The article details Harvey’s 70-hour work weeks spent driving between locations and his in-the-trenches approach to business, which helped make New York Bagel the second-largest bagel company in the country at the time, serving accounts as far afield as New York City — the irony of which was not lost on Harvey.
“Shipping bagels into New York is a little like shipping crude into Saudi Arabia,” he sheepishly told the magazine.
Harvey Goldsmith died in March at the age of 93, having seen his family business reach the fourth generation and a full 100 years in operation. “He couldn’t have been happier,” says Harvey’s grandson, Phil Goldsmith, of his grandfather seeing him join New York Bagel.
Howard had been unsure of reaching a fourth generation. In 2014, he told a local publication that he’d be surprised if one of his children took the reins. But just a year later, Phil joined the family business, giving up a career as a certified public accountant to accept the bagel throne. “Howard and myself are here every day,” Phil, 39, says. “You don’t get to a fourth generation if the ownership isn’t present and working side-by-side with people.”
“It’s wonderful,” Howard, 70, says of his son’s involvement as co-owner. “What a privilege to have your son work with you.”
Like his son, Howard also explored other interests before settling into the bagel business. In 1969, he left for college and stayed gone for nearly two decades. (He earned a Ph.D. in speech and hearing sciences and was an assistant professor at the University of Wisconsin at Milwaukee.) But the pull of the family business was difficult to resist.
So, in his mid-thirties, Howard came back to New York Bagel in 1987, partnering with his father at a time of intense growth. According to a 1995 Detroit Free Press report, the number of American households that ate bagels roughly doubled from 1988 to 1994.

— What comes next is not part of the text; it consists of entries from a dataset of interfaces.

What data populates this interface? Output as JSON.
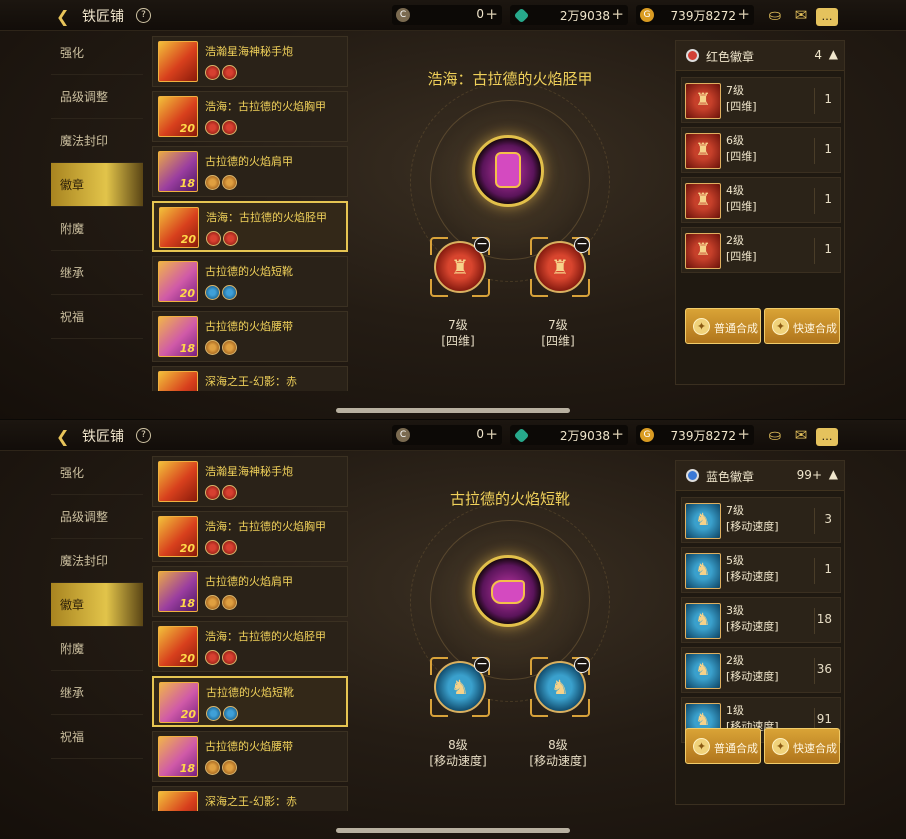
{
  "screens": [
    {
      "topbar": {
        "title": "铁匠铺",
        "help": "?",
        "currency1": "0",
        "currency2": "2万9038",
        "currency3": "739万8272"
      },
      "nav": [
        "强化",
        "品级调整",
        "魔法封印",
        "徽章",
        "附魔",
        "继承",
        "祝福"
      ],
      "nav_active": 3,
      "list": [
        {
          "name": "浩瀚星海神秘手炮",
          "level": "",
          "slots": "red"
        },
        {
          "name": "浩海：古拉德的火焰胸甲",
          "level": "20",
          "slots": "red"
        },
        {
          "name": "古拉德的火焰肩甲",
          "level": "18",
          "slots": "orange"
        },
        {
          "name": "浩海：古拉德的火焰胫甲",
          "level": "20",
          "slots": "red"
        },
        {
          "name": "古拉德的火焰短靴",
          "level": "20",
          "slots": "blue"
        },
        {
          "name": "古拉德的火焰腰带",
          "level": "18",
          "slots": "orange"
        },
        {
          "name": "深海之王-幻影：赤",
          "level": "",
          "slots": ""
        }
      ],
      "selected": 3,
      "center": {
        "title": "浩海：古拉德的火焰胫甲",
        "emblem1_level": "7级",
        "emblem1_stat": "[四维]",
        "emblem2_level": "7级",
        "emblem2_stat": "[四维]"
      },
      "panel": {
        "title": "红色徽章",
        "count": "4",
        "rows": [
          {
            "level": "7级",
            "stat": "[四维]",
            "count": "1"
          },
          {
            "level": "6级",
            "stat": "[四维]",
            "count": "1"
          },
          {
            "level": "4级",
            "stat": "[四维]",
            "count": "1"
          },
          {
            "level": "2级",
            "stat": "[四维]",
            "count": "1"
          }
        ],
        "btn1": "普通合成",
        "btn2": "快速合成"
      }
    },
    {
      "topbar": {
        "title": "铁匠铺",
        "help": "?",
        "currency1": "0",
        "currency2": "2万9038",
        "currency3": "739万8272"
      },
      "nav": [
        "强化",
        "品级调整",
        "魔法封印",
        "徽章",
        "附魔",
        "继承",
        "祝福"
      ],
      "nav_active": 3,
      "list": [
        {
          "name": "浩瀚星海神秘手炮",
          "level": "",
          "slots": "red"
        },
        {
          "name": "浩海：古拉德的火焰胸甲",
          "level": "20",
          "slots": "red"
        },
        {
          "name": "古拉德的火焰肩甲",
          "level": "18",
          "slots": "orange"
        },
        {
          "name": "浩海：古拉德的火焰胫甲",
          "level": "20",
          "slots": "red"
        },
        {
          "name": "古拉德的火焰短靴",
          "level": "20",
          "slots": "blue"
        },
        {
          "name": "古拉德的火焰腰带",
          "level": "18",
          "slots": "orange"
        },
        {
          "name": "深海之王-幻影：赤",
          "level": "",
          "slots": ""
        }
      ],
      "selected": 4,
      "center": {
        "title": "古拉德的火焰短靴",
        "emblem1_level": "8级",
        "emblem1_stat": "[移动速度]",
        "emblem2_level": "8级",
        "emblem2_stat": "[移动速度]"
      },
      "panel": {
        "title": "蓝色徽章",
        "count": "99+",
        "rows": [
          {
            "level": "7级",
            "stat": "[移动速度]",
            "count": "3"
          },
          {
            "level": "5级",
            "stat": "[移动速度]",
            "count": "1"
          },
          {
            "level": "3级",
            "stat": "[移动速度]",
            "count": "18"
          },
          {
            "level": "2级",
            "stat": "[移动速度]",
            "count": "36"
          },
          {
            "level": "1级",
            "stat": "[移动速度]",
            "count": "91"
          }
        ],
        "btn1": "普通合成",
        "btn2": "快速合成"
      }
    }
  ]
}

Things have cooled off a bit since those heady days of the ’90s, the Goldsmiths say, partially because of increased competition and partially because customer preferences have shifted as the customers themselves have evolved from the previous generation. Fewer people are buying bags by the dozen in favor of bagel sandwiches and other prepared foods. That trend has only magnified since the onset of the COVID-19 pandemic.

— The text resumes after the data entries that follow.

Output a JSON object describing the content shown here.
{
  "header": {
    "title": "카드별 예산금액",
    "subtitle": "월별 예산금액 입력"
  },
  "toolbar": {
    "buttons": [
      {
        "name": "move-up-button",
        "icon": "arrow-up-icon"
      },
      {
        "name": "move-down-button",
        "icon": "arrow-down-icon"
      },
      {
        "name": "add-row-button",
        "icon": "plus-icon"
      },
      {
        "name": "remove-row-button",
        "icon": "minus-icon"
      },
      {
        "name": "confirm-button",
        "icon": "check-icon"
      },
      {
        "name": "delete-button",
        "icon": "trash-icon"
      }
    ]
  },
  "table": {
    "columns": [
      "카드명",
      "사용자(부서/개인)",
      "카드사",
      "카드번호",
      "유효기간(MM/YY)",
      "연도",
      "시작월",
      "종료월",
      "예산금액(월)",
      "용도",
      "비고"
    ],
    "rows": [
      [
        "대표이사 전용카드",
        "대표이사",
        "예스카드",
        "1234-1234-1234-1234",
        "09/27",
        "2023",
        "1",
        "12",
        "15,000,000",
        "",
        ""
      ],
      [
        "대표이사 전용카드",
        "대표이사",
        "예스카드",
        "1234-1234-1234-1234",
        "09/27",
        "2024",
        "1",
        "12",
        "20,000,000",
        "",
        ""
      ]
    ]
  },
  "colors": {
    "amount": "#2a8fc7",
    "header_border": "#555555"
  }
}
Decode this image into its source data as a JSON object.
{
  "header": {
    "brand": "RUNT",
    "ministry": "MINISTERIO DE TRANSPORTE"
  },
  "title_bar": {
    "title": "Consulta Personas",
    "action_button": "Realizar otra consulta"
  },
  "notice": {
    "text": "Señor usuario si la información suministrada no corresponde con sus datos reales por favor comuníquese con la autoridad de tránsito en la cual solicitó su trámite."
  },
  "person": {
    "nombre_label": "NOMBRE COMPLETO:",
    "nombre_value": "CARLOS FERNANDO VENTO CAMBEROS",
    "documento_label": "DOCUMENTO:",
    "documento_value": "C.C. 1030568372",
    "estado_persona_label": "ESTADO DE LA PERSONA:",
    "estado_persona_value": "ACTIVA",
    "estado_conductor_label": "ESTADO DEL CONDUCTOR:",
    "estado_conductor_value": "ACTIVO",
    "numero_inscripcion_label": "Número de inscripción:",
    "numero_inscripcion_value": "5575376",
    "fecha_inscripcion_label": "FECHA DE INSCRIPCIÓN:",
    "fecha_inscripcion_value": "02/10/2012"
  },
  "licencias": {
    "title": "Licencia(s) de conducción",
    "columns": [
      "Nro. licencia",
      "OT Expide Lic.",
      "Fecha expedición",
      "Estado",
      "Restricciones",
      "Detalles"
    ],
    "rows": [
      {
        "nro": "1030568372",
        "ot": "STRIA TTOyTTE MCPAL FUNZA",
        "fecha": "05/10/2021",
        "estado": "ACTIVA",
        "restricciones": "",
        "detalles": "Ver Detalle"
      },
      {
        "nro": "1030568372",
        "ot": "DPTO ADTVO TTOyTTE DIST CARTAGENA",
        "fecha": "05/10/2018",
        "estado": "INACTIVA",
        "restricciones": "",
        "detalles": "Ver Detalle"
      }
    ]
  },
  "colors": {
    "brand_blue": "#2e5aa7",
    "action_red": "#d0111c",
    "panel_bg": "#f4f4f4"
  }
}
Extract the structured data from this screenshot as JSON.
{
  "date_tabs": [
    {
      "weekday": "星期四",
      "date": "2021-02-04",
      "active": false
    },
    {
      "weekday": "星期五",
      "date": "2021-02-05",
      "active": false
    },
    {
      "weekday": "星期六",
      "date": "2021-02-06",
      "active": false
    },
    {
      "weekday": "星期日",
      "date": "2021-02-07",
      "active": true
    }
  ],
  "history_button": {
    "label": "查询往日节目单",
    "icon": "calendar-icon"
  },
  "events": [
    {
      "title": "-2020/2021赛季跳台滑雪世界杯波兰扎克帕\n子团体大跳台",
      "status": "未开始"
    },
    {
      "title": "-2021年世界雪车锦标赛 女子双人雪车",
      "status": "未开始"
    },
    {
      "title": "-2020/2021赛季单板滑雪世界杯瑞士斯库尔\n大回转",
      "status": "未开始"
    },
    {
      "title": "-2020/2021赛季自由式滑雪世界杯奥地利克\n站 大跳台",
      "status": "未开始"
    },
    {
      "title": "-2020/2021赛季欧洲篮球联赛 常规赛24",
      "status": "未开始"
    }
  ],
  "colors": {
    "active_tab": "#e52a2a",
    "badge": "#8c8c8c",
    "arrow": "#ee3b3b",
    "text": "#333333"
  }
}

New York Bagel By The Numbers…
100 years in business
4 generations of Goldsmith family ownership
23316 Woodward Ave., Ferndale
19731 W. 12 Mile Road, Southfield
6927 Orchard Lake Road, West Bloomfield
60K bagels made weekly
24 varieties of bagels, including “dogels” for furry friends
3 delivery trucks on the road servicing wholesale accounts
45 employees across the company
“We’ve seen a lot of bagel shops come and go,” Phil says. “I guess it says something about us and those guys who could stick around the entire time. We’ve got staying power because we do things the traditional way and we’ve been doing it for a long time.”
Like his father before him, Phil isn’t so sure he’ll ever hand off the bagel baton to yet another generation of Goldsmiths. At this point, it seems unlikely. His daughter is an only child and just 6 years old. It’s really too early to say.
“But,” he says, “it would be something to get to five generations.”
This story is featured in the November 2021 issue of Hour Detroit magazine. Read more stories in our digital edition.